Information provided
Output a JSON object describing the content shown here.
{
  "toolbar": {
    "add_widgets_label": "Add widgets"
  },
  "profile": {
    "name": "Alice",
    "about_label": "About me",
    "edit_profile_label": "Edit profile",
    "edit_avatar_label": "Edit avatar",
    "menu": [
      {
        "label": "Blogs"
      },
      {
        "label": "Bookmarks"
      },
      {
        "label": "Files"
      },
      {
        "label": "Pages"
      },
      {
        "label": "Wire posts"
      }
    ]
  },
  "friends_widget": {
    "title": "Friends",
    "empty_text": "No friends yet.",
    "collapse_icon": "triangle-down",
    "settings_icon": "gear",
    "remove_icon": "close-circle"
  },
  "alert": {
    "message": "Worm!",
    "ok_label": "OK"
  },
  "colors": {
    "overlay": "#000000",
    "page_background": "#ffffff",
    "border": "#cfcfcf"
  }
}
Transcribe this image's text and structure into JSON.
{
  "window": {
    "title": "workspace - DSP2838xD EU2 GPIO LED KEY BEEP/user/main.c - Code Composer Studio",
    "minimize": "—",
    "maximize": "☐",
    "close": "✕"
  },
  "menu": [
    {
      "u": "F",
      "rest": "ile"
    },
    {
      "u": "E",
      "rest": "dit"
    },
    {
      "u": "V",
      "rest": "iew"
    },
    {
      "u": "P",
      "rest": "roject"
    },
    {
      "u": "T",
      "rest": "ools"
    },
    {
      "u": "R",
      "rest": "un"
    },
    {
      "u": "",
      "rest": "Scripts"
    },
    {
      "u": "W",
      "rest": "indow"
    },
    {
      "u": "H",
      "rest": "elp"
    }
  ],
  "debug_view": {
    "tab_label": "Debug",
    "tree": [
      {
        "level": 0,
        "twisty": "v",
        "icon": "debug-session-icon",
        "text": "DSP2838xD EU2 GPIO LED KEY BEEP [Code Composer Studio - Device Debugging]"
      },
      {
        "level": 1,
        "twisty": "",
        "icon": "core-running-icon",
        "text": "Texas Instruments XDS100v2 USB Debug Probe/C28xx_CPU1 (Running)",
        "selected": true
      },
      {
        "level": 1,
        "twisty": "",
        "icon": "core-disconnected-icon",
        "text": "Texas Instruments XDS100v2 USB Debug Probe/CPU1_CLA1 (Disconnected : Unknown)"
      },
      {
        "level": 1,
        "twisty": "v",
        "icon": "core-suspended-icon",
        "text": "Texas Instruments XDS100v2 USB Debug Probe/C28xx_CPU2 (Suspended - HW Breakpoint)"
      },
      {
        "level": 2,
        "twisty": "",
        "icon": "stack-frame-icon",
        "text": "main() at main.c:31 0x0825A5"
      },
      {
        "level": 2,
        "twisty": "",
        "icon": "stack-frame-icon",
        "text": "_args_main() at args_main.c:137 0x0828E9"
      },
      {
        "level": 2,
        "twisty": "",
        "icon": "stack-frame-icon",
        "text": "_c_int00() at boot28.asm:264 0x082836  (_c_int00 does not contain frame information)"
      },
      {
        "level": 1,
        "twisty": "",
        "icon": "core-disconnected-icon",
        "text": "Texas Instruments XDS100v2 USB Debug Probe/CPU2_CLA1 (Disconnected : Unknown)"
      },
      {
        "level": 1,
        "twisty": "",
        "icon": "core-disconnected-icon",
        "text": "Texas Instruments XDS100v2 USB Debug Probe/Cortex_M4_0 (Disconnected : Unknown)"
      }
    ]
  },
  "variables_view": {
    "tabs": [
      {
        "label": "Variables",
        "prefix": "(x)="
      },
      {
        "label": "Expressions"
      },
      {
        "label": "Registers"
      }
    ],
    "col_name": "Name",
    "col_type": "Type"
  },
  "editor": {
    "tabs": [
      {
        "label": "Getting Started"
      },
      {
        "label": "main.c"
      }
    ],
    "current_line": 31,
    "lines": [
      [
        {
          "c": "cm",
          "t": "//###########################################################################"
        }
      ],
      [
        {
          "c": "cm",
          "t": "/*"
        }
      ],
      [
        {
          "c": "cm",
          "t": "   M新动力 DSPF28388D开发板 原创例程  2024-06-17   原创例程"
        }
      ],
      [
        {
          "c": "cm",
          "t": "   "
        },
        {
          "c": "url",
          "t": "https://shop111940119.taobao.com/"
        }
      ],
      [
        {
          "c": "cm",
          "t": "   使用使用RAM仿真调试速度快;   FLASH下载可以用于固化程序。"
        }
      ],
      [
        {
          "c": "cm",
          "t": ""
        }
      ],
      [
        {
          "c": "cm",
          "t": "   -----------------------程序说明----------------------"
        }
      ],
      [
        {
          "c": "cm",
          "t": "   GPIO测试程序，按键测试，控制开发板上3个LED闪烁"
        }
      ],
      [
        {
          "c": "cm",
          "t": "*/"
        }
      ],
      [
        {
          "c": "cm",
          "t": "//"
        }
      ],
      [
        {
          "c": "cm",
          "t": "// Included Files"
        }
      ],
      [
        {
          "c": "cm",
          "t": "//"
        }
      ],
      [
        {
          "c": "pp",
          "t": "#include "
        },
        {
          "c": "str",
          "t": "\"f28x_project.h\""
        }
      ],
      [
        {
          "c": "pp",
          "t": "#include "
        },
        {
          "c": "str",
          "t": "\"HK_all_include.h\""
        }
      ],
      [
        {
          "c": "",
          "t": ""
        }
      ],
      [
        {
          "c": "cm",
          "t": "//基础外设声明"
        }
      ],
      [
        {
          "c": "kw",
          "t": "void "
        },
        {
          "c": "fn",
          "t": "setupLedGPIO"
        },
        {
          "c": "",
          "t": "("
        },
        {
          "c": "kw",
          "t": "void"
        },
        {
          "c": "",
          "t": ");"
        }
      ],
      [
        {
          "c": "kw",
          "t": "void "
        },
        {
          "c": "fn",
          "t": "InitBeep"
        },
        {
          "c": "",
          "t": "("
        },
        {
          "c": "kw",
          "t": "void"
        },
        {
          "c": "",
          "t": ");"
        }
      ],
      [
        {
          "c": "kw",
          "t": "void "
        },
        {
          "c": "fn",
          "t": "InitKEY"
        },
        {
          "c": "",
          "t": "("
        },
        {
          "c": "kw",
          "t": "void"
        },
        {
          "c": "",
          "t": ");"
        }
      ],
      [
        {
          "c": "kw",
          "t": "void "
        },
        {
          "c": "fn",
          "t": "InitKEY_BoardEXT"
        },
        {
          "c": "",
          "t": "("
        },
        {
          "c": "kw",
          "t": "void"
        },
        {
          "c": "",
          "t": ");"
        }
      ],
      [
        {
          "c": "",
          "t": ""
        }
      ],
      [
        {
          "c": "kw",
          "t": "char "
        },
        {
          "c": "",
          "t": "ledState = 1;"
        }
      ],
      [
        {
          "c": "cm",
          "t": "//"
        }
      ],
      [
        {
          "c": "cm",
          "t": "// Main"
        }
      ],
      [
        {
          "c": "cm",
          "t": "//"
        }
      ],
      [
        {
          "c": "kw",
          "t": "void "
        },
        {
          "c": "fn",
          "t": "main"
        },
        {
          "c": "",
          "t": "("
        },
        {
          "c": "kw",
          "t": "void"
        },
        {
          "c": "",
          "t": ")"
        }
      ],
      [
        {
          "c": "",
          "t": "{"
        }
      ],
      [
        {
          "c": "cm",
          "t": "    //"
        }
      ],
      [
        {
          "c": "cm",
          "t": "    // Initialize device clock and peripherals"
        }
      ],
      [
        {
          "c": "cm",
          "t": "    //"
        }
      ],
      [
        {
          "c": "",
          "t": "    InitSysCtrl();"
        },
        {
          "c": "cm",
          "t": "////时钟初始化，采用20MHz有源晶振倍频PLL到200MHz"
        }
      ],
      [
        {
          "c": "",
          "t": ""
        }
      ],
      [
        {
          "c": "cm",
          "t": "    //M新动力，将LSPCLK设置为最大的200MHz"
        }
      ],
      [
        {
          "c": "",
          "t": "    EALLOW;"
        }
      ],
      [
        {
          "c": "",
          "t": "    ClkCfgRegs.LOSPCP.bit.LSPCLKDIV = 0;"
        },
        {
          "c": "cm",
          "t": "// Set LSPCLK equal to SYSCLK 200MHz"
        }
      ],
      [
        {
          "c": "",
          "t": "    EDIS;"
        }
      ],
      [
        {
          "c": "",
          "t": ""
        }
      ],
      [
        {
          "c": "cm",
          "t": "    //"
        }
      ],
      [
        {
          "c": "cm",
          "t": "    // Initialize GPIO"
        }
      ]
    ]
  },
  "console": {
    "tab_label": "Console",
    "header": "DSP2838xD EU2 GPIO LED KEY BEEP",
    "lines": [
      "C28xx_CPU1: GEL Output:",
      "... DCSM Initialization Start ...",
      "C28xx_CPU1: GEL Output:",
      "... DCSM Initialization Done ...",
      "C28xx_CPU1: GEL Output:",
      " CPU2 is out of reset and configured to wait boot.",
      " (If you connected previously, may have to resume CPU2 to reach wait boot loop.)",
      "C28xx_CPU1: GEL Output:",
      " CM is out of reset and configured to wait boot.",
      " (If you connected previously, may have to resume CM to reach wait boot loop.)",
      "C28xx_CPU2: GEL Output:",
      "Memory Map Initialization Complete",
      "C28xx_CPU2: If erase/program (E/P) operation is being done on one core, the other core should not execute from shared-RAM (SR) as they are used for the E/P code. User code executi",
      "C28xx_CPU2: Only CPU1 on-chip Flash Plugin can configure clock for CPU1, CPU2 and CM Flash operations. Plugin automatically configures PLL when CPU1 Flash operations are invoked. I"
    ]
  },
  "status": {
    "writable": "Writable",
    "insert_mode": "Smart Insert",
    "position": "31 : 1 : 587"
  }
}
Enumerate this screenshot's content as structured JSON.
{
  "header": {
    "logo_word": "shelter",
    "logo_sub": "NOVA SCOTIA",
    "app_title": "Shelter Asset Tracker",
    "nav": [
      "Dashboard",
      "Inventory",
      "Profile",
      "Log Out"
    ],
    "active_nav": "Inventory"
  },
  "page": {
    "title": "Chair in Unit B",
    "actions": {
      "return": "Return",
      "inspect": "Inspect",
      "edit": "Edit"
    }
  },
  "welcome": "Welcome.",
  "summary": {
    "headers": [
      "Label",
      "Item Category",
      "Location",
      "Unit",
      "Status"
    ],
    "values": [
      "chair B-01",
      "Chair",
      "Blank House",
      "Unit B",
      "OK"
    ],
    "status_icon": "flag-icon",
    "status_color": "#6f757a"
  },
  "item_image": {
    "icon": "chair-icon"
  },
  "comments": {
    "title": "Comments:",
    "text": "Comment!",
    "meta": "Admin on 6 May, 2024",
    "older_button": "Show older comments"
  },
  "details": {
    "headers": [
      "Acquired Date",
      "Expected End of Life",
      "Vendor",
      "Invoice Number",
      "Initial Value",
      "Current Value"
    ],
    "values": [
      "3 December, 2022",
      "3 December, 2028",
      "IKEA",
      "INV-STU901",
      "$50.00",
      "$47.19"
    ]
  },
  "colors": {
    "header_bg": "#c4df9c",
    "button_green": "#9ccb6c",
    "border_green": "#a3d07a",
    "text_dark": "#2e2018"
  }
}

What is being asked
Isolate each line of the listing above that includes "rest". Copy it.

Task output
      "rest": "ile"
      "rest": "dit"
      "rest": "iew"
      "rest": "roject"
      "rest": "ools"
      "rest": "un"
      "rest": "Scripts"
      "rest": "indow"
      "rest": "elp"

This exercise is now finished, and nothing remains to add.